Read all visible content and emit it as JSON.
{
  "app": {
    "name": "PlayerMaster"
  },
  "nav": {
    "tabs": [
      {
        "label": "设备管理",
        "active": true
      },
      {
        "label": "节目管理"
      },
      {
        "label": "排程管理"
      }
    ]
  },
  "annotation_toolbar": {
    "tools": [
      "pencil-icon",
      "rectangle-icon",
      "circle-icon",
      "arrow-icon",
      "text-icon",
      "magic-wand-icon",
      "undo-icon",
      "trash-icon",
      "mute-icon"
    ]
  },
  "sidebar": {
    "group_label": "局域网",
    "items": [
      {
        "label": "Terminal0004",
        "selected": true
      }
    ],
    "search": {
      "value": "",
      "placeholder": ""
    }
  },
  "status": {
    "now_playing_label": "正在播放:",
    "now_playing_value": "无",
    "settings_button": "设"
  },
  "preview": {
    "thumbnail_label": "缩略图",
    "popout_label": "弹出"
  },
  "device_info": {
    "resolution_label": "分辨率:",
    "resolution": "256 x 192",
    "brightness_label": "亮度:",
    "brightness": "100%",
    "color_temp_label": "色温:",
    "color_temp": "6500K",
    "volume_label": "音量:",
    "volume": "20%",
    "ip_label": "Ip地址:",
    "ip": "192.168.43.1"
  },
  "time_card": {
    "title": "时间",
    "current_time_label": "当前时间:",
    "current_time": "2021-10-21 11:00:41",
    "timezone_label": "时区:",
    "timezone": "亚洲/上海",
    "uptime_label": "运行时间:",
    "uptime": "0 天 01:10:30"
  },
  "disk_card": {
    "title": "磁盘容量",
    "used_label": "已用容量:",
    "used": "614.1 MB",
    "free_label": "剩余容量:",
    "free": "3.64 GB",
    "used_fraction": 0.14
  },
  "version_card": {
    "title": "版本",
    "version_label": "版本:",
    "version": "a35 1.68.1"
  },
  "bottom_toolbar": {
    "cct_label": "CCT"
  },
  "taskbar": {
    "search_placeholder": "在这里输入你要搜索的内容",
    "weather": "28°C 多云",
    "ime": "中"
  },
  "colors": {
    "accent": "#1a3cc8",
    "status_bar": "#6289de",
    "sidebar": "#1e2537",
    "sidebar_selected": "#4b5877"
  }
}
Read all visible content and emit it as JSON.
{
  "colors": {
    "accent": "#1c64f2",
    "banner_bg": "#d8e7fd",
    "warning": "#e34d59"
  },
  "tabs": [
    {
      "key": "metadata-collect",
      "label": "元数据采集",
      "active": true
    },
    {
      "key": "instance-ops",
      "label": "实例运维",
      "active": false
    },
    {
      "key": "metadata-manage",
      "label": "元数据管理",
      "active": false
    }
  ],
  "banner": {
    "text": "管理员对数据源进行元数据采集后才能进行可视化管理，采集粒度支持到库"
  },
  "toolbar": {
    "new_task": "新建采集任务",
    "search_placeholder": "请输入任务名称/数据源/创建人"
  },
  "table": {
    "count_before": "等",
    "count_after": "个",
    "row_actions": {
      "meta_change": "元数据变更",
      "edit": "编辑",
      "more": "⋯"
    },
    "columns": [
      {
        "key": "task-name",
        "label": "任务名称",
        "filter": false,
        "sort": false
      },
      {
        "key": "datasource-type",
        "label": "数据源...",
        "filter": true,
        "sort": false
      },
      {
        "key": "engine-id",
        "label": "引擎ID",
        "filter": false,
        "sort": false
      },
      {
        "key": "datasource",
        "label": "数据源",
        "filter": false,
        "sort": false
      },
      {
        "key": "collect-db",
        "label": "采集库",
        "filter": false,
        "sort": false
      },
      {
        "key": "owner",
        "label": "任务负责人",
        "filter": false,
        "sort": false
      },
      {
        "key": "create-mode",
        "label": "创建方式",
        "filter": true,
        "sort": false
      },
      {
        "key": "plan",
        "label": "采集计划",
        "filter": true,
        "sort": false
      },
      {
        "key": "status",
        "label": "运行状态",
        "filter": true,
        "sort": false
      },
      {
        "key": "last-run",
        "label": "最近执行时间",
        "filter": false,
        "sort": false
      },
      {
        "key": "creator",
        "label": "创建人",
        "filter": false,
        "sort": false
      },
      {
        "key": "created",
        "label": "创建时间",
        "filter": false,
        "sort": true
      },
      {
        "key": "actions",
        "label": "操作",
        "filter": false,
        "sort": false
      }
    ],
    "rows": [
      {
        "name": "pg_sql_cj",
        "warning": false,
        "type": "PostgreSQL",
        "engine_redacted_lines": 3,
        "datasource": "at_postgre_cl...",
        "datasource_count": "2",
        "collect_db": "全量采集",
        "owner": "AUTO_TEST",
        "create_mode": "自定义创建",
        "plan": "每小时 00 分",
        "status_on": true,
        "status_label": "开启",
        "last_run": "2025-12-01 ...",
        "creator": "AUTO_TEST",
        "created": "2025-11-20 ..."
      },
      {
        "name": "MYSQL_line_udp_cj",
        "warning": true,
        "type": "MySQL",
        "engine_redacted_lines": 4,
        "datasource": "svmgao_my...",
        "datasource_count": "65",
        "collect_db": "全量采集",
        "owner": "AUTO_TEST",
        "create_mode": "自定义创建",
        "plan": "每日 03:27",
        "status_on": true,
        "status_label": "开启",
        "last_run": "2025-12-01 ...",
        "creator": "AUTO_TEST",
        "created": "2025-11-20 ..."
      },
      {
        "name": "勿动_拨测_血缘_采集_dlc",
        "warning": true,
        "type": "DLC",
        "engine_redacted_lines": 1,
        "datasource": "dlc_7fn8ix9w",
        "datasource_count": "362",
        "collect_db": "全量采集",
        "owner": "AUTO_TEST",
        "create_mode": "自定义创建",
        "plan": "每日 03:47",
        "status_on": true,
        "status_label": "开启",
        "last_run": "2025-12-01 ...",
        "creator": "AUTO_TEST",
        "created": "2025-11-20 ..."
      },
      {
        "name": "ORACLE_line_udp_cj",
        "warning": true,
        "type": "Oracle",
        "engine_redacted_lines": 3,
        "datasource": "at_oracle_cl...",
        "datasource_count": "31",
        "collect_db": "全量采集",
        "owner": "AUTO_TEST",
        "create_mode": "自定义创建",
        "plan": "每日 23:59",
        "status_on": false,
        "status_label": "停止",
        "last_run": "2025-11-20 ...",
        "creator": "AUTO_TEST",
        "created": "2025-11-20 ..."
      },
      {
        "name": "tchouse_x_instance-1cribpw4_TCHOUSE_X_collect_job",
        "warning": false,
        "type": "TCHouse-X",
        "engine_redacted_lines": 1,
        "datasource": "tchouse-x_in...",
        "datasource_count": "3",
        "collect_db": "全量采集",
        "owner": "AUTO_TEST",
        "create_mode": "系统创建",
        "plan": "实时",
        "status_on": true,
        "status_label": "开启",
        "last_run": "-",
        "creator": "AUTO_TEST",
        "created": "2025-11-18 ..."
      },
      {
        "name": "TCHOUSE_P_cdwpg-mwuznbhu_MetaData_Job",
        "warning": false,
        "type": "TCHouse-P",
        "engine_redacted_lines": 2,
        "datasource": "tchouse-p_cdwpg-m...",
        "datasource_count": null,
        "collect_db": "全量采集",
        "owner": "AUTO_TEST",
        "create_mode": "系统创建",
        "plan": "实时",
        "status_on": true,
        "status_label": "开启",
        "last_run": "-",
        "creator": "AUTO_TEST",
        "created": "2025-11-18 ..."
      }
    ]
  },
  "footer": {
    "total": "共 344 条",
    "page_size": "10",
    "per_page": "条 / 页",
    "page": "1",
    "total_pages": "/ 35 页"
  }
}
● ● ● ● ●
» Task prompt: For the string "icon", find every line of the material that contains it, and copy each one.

» Response to this task:
      "pencil-icon",
      "rectangle-icon",
      "circle-icon",
      "arrow-icon",
      "text-icon",
      "magic-wand-icon",
      "undo-icon",
      "trash-icon",
      "mute-icon"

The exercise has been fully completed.